Mr Mohammed Umar, the Director of Operations, Economic and Financial Crimes Commission (EFCC), has been picked to oversee the affairs of the agency in the absence of Magu.
A top official of the commission disclosed this to the press in Abuja on Tuesday, July 7.
The source, who asked not to be named, said Umar was chosen by the “EFCC’s hierarchy” following the reported suspension of Magu.
According to 1stnews, The official, however, said that the commission had not received any official communication on the reported suspension.
Spokesman of the EFCC, Mr Dele Oyewale, declined comments when contacted to confirm the latest development.
The embattled acting chairman is being interrogated by a presidential panel set up to probe allegations of gross misconduct against him.
Magu appeared before the Ayo Salami-led panel on Monday before he was reportedly taken into police custody.
Meanwhile, the EFCC official has defended Magu against the allegations, saying they were not true.
However, the source said his travails also emanated from complaints by the staff of the commission over poor welfare and delay in promotion.
“I can tell you that all the allegations against Magu are untrue. I see the whole situation as a power play.
“Preparations for the 2023 elections are another reason they want Magu out because he knows too much.
“Another thing is the problem of staff welfare, imagine somebody like me for close to 10 years; I have not gained any promotion.
“We are not happy about the news of his suspension, but I know that members of staff are not happy with him,” the official said.
The bill, which the Academic Staff Union Of University (ASUU), opposes, classifies sexual harassment offences as follows; grabbing, groping, sexting, winking, among others.

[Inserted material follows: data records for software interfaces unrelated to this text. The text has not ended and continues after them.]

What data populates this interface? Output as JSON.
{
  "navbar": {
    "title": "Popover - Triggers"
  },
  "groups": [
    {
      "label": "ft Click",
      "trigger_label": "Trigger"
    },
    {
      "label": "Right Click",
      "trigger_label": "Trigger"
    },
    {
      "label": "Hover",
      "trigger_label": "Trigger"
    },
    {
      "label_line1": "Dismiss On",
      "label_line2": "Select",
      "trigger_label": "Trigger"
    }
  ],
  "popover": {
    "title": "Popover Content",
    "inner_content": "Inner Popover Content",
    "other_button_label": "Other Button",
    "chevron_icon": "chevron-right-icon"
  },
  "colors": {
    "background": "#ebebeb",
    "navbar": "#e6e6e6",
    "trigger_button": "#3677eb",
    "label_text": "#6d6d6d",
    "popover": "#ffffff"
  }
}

Penalties vary according to the offence committed with a jail term of close to 14 years. Also, there is no option of fine.
While presenting the report of the committee; Chairman of the Senate Committee on Judiciary, Human Rights and Legal Matters, Bamidele Opeyemi noted that in the bill; there is nothing like mutual consent as contained in clause 7.

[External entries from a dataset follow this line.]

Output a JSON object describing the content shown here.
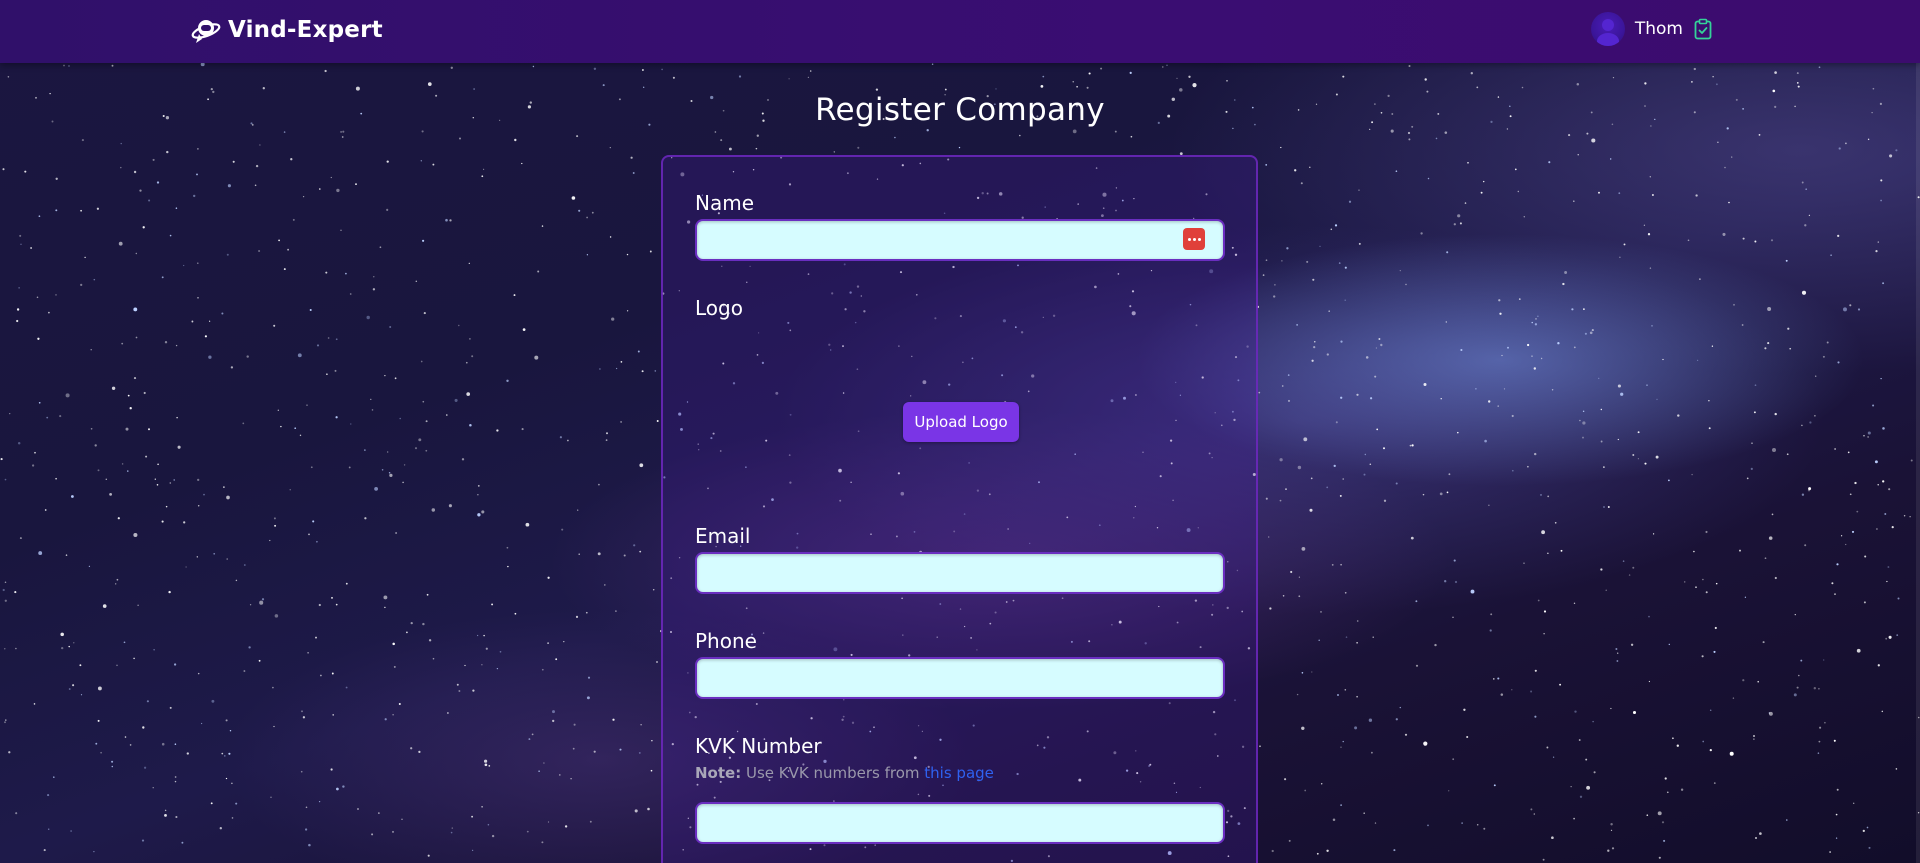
{
  "header": {
    "brand_name": "Vind-Expert",
    "brand_icon": "astronaut-logo-icon",
    "user_name": "Thom",
    "avatar_icon": "user-avatar-icon",
    "clipboard_icon": "clipboard-check-icon",
    "accent_color": "#3a0d72"
  },
  "page": {
    "title": "Register Company"
  },
  "form": {
    "name_label": "Name",
    "name_value": "",
    "password_manager_icon": "password-dots-icon",
    "logo_label": "Logo",
    "upload_logo_label": "Upload Logo",
    "email_label": "Email",
    "email_value": "",
    "phone_label": "Phone",
    "phone_value": "",
    "kvk_label": "KVK Number",
    "kvk_note_prefix": "Note:",
    "kvk_note_text": "Use KVK numbers from",
    "kvk_note_link": "this page",
    "kvk_value": "",
    "input_bg_color": "#d6fcff",
    "button_color": "#7a35e6"
  }
}
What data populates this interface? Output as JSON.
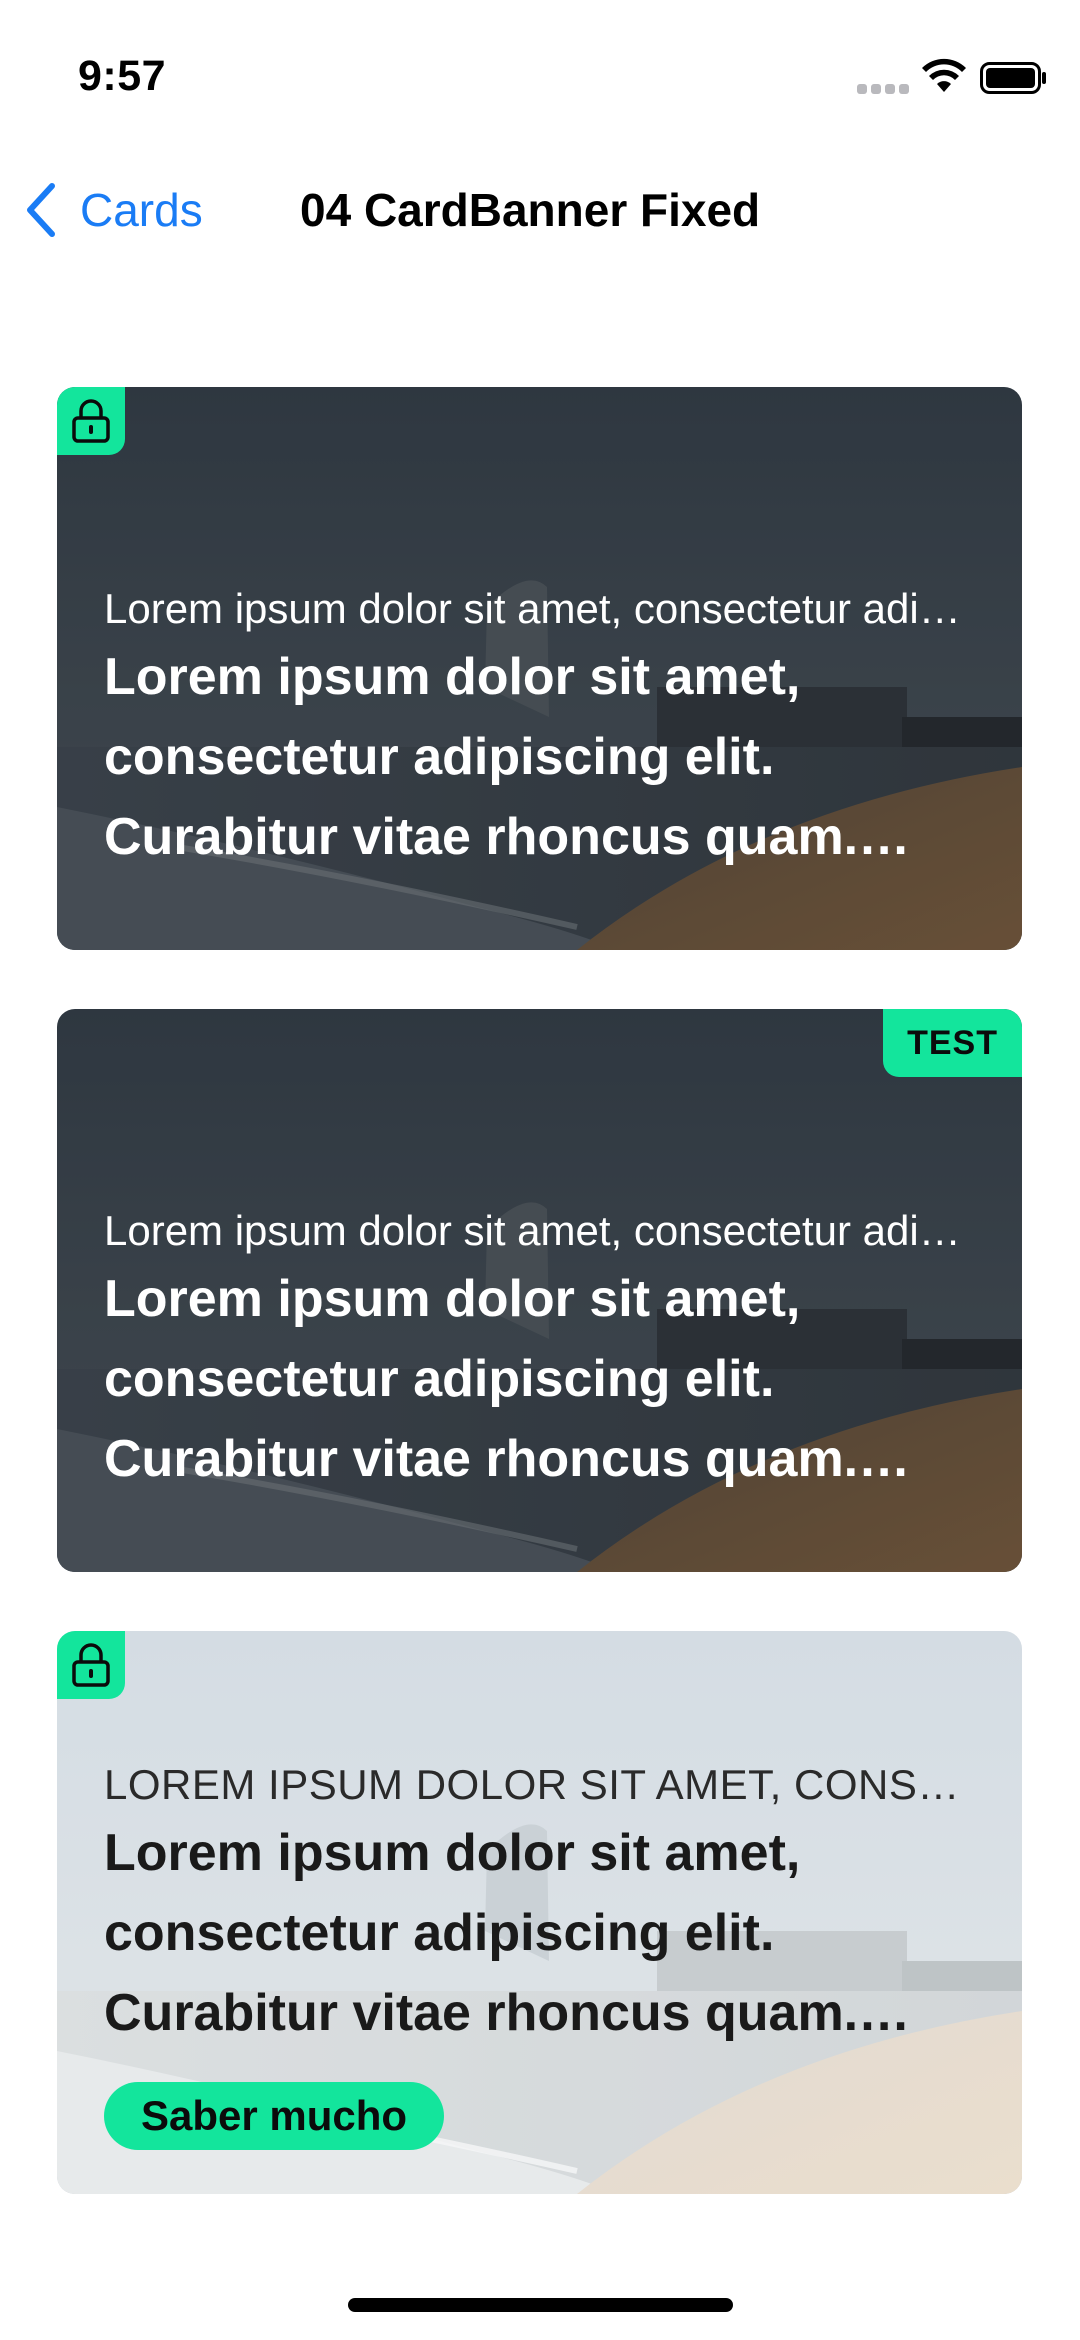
{
  "status_bar": {
    "time": "9:57"
  },
  "nav": {
    "back_label": "Cards",
    "title": "04 CardBanner Fixed"
  },
  "cards": [
    {
      "theme": "dark",
      "badge": {
        "type": "lock",
        "icon": "lock-icon"
      },
      "subtitle": "Lorem ipsum dolor sit amet, consectetur adipiscing elit.",
      "title": "Lorem ipsum dolor sit amet, consectetur adipiscing elit. Curabitur vitae rhoncus quam. Donec ut nisi eget elit"
    },
    {
      "theme": "dark",
      "badge": {
        "type": "tag",
        "label": "TEST"
      },
      "subtitle": "Lorem ipsum dolor sit amet, consectetur adipiscing elit.",
      "title": "Lorem ipsum dolor sit amet, consectetur adipiscing elit. Curabitur vitae rhoncus quam. Donec ut nisi eget elit"
    },
    {
      "theme": "light",
      "badge": {
        "type": "lock",
        "icon": "lock-icon"
      },
      "subtitle": "LOREM IPSUM DOLOR SIT AMET, CONSECTETUR ADIPISCING ELIT.",
      "title": "Lorem ipsum dolor sit amet, consectetur adipiscing elit. Curabitur vitae rhoncus quam. Donec ut nisi eget elit",
      "cta_label": "Saber mucho"
    }
  ],
  "colors": {
    "accent": "#13e59c",
    "link": "#1a7cf5"
  }
}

“It has been made an offence by removing mutual consent as a defence in the prosecution of sexual harassment cases in tertiary educational institutions and maintaining a relationship that exists between educators and students with the aim of making our tertiary institutions conducive centres of learning.”